The insulted party must also be considered to be totally free of any guilt in the litigation. Often referred to as the “clean hands” principle, it can be used to deny a fair discharge if the insulted party did not act in good faith or made unnecessarily attempted to remedy this situation. As in the case of enforcement reviews, the traditional rule for certain benefits asks whether the applicant will suffer irreparable harm if the court does not allocate a defined benefit, which, in the absence of a defined benefit, would not be sufficient to alleviate the financial burden. Under English law, the remedy must, in principle, be done in this case, unless another remedy is “more appropriate”.  Thank you, Vance. I have the impression that the Chancellor has suggested more than the reasonable position you are describing. Could he have extrapolated to a more general assertion that, whatever the private will of the parties, the review of the application of the fair remedies law is difficult to complete? Perhaps to a greater extent than a federal court would be willing to accept? Traditionally, equity would only provide a specific benefit for contracts with Chattels, for which the goods were unique, such as art, inheritance, etc. The reason was that the aggrieved party, along with the fungible goods, held a welfare of damages for non-compliance with the other party. Some of Equitable Relief`s clauses simply refer to “irreparable harm” and others use “damage for which damages would be an insufficient remedy,” the definition of irreparable Harm. To avoid uncertainty, just use both. An appropriate exemption is a legal remedy that requires a party to act or refrain from performing a particular act in cases where remedies are not considered a sufficient reimbursement.
Adequate compensation is different from a right such as financial compensation and is used to take or prevent action in cases where an appeal would not constitute an appropriate reimbursement of the offence or other offence. This application often takes the form of a court injunction that forces the appeal by sanctioning non-compliance with civil or criminal sanctions. Another aspect of this clause, which can be negotiated, is the language of “any violation of that agreement” – the only thing for which a fair remedy is a breach of confidentiality itself.
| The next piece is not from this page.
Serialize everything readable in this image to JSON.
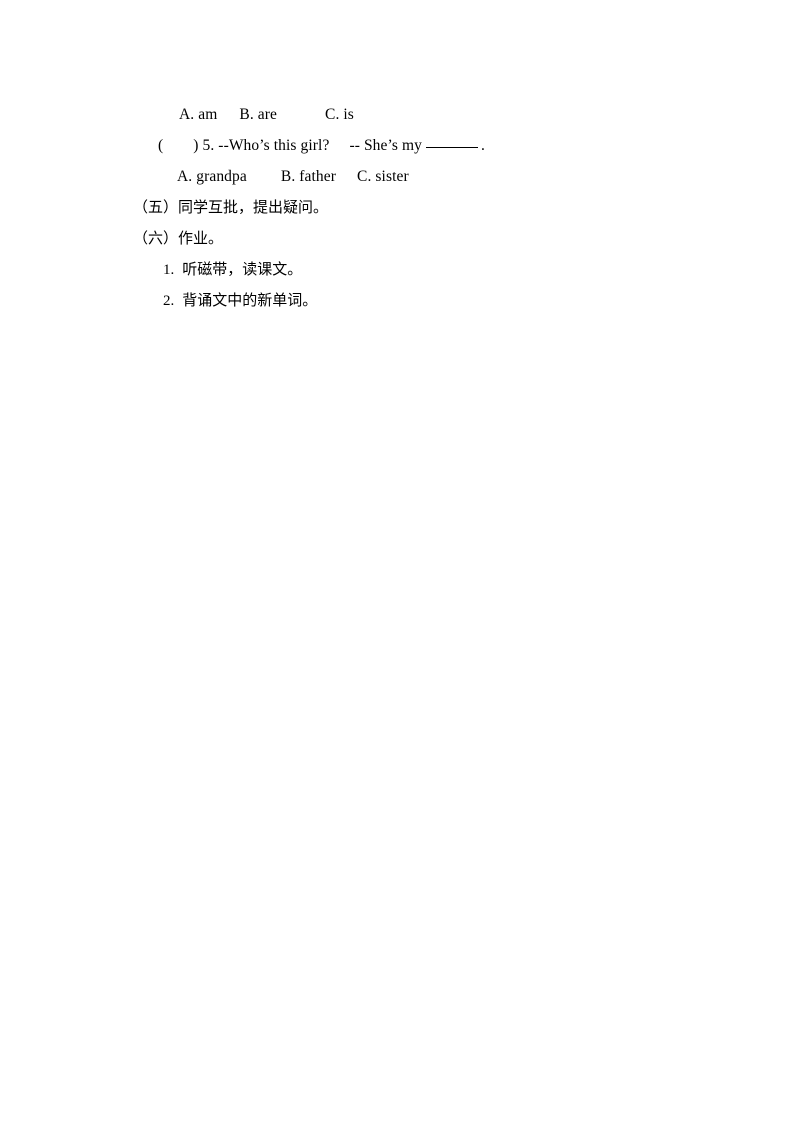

There are probably many other clauses within the NDA, the violation of which would not jeopardize all the activities of the unveiling party and could not result in a loss at all to the unveiling party.